Forecasters are human, and forecasting models, for all their dispassion, are built by people. But specialists in forecasting say that despite their limitations, they remain a strong improvement over pure guesswork.Continue Reading →
Almost a year ago, our family upended itself and moved from Boston, our home of nearly 15 years, to central Virginia so my husband could accept a position at Southern Virginia University, an up-and-coming liberal arts university.
With a PhD in molecular biology from Columbia University, Roger had published a paper in Nature and was pursuing a promising ...Continue Reading →
At its most basic, productivity is the amount of value produced divided by the amount of cost (or time) required to do so. And while this equation seems simple enough on the surface, the strategies for optimizing it have evolved dramatically over the last two decades. Technology has enabled massive personal productivity gains — computers, spreadsheets, email, and other advances have made it possible for a knowledge worker to seemingly produce more ...Continue Reading →
Almost nobody can fully understand big companies’ dense, complex and overlong financial statements, and all of those issues are only getting worse. That part is obvious. Why it’s happening is not.Continue Reading →

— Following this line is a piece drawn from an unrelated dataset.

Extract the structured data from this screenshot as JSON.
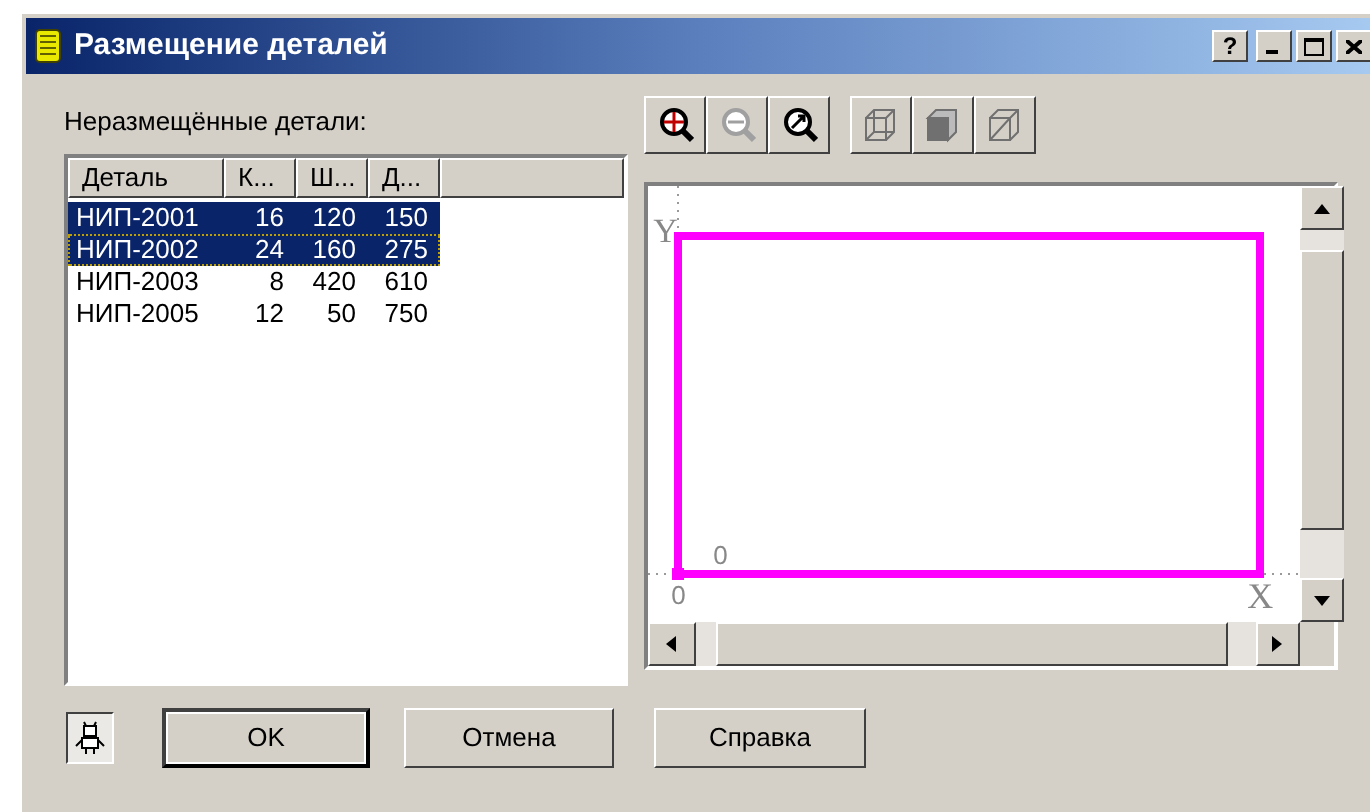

Most hearing aids in the U.S. are now custom-made on 3D printers. The U.S. Food and Drug Administration recently approved the first 3D-printed pills. Carmakers have started using 3D technology to produce parts. And last year saw the first demonstration of a digital printer producing multilayer, standards-based circuit boards. Imagine the changes afoot in the pharmaceutical, medical device, automotive, and consumer electronics industries.
3D printing is poised to redefine global manufacturing and distribution. ...Continue Reading →
Posted by: Greg Satell
Since World War II, the U.S. has been an innovation superpower. In virtually every advanced field, whether it’s information technology, biotechnology, agriculture, or renewable energy, America holds a leading position. Other nations may challenge in one field or another, but no one can match its depth and breadth.
To account for its success, many point to America’s entrepreneurial culture, its tolerance for failure and its unique ...Continue Reading →
Posted by: Keith A. Quesenberry
When customers need help, they expect companies to offer it quickly and through multiple social media channels — but most companies aren’t set up to do that. Some companies increase their social media staff to offer live responses during big events like the Super Bowl or the Grammys, but then they return to predominately one-way social media or content marketing. Since 2013 the number of customers who expect a response through social ...Continue Reading →
It was hard to be more of an insider at The Walt Disney Company than COO Thomas Staggs. The 26-year company veteran had been widely seen as the heir apparent to CEO Bob Iger — that is, until Staggs abruptly stepped down this month. News headlines trumpeted “Walt Disney Co Investors on Edge” and “Disney’s Succession Plan in Disarray.” With Iger’s contract ending in 2018, the company said its board “will broaden ...Continue Reading →
Even in a presidential campaign filled with startling soundbites, this one stands out: “I could stand in the middle of Fifth Avenue and shoot somebody, and I wouldn’t lose any voters,” Donald Trump told a group of Iowa supporters.
A recent article in Politico described Trump as the “American Silvio Berlusconi,” the flamboyant and controversial former Italian prime minister who once referred to himself publicly as “the best political leader in Europe ...Continue Reading →
A new book by University of Virginia professor Edward Lengel explores the business acuity of the first U.S. president.Continue Reading →